VISUALS, MARTIAL ARTS & 3-D
THE LAST AIRBENDER features glossy production values and special effects that look great in the trailers, but overall the visual design falls short. Ringer, with his bald head and tattoos, does not cut a striking figure as the Avatar. Seychelle Gabriel looks simply weird with her albino white hair as Princess Yue. At least the creature designs are nice; unfortunately, the creatures are underused, pasted onto scenes like decoration. The exception is the Dragon Spirit (voiced by FRINGE’s John Noble), who makes a dignified impression in only a small amount of screen time.
The martial arts sequences, when they finally arrive, offer a brief respite from the story’s tedium. The concept of different elements combating each other (e.g., fire blocked by earth or doused by water) is well realized on screen, and the use of CGI and slow-motion to enhance the battles is effective, but the actual choreography soon grows repetitious. After watching Aang do his little dance to bend air for the fourth or fifth time, you begin to wonder why his opponents never strike before he has completed his routine. Like BLOOD: THE LAST VAMPIRE, this is a sad case of a film whose fight scenes work better in isolation; viewed as brief, separate clips on the Internet, the special effects and action – such as Aang’s run across the couryard in the middle of battle, with water spouts freezing around him -ignite a sense of anticipation that the film itself cannot satisfy.
In any case, THE LAST AIRBENDER’s visual qualities are marred by the last-minute addition of 3-D (the film was shot 2-D and converted in post-production). This is the worst 3-D I’ve seen in years, adding nothing of interest to the film. Much of the footage still looks flat, and the 3-D glasses darken the image, taking some of the sparkle out of what should have been pristine visuals.
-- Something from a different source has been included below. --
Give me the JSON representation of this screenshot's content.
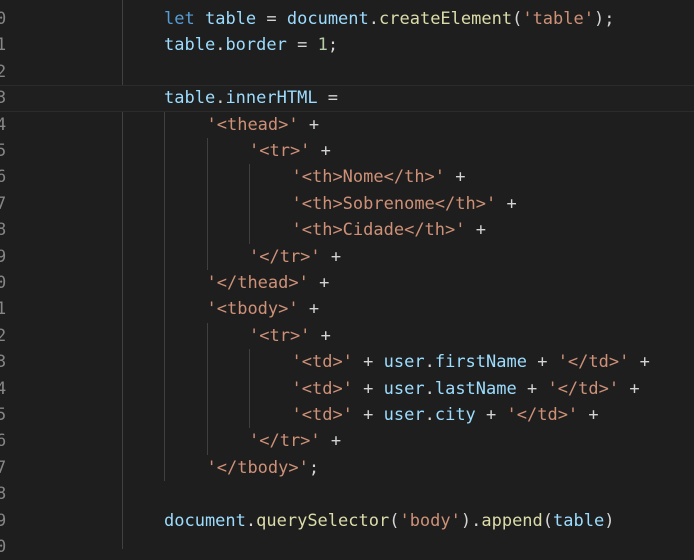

You will find yourself tempted to remove the specs and watch the film without them – which means you might as well save yourself a few dollars and see the flat version.
Since THE SIXTH SENSE (1999), Shyamalan’s career has been on a downhill slide, briefly interrupted by SIGNS in 2002. Till now, however, even his weakest films showed some glimmer of his previous talent; it was as if he was caught up by the ego and expectations that come with blockbuster success, and he was trapped into trying to recreate that winning formula. THE LAST AIRBENDER offered hope – a change in direction, working from pre-existing material that could reinvigorate him with the opportunity to do something new and different, a full-blown fant-asia style adventure that left the spook-show stuff behind in favor of epic vistas, colorful creatures, and archetypal heroes and villains. Instead, he has delivered his most disappointing film to date – an empty bauble that could have been handled by any Hollywood hack.
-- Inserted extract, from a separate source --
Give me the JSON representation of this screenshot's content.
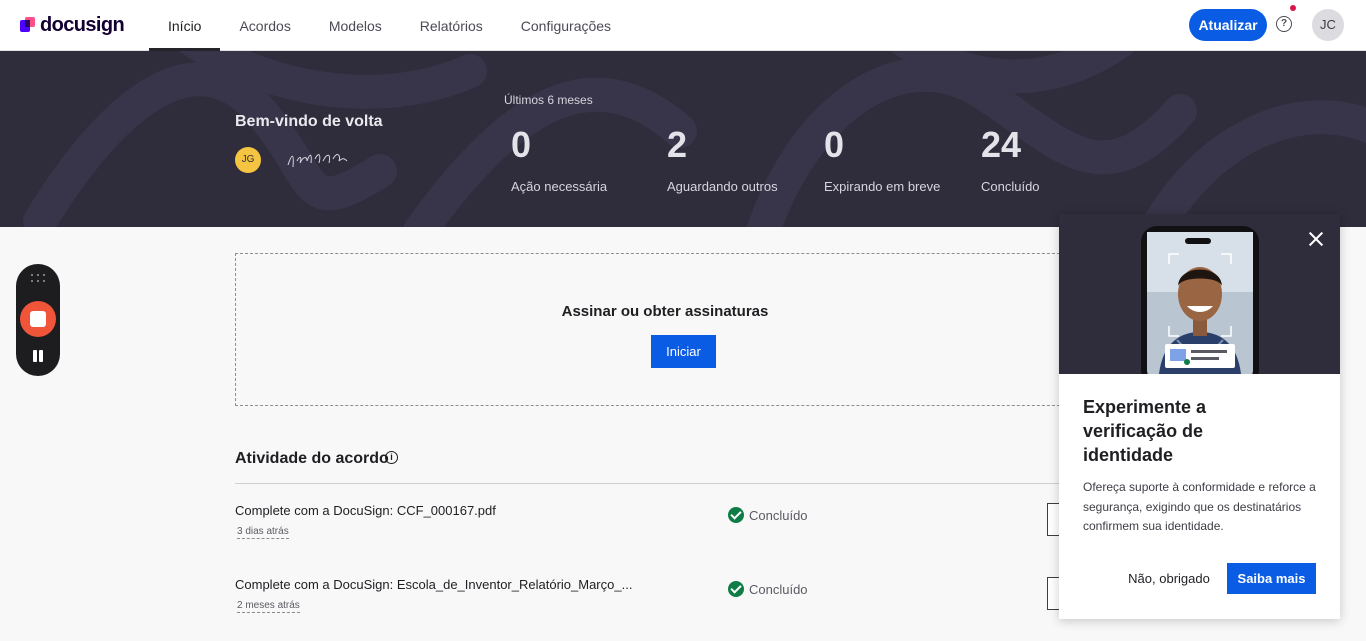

And in the worst tradition of summer blockbuster’s, THE LAST AIRBENDER is a shameless attempt to launch a franchise, whether we want one or not. Not only is the film sub-titled “Book One: Water,” there is also an obvious hook for a sequel placed before the closing credits. After sitting through this installment, however, it is hard to imagine anyone breathlessly anticipating “Book Two.”
THE LAST AIRBENDER (July 1, 2010). Written, produced and directed by M. Night Shyamalan. Cast: Noah Ringer, Dev Patel, Nicola Peltz, Jackson Rathbone, Shaun Toub, Aasif Mandy, Cliff Curtis. Seychelle Gabriel, Katharine Houghton, Keon Sim, Isaac Jin Solstein, Edmund Ideda, John Noble.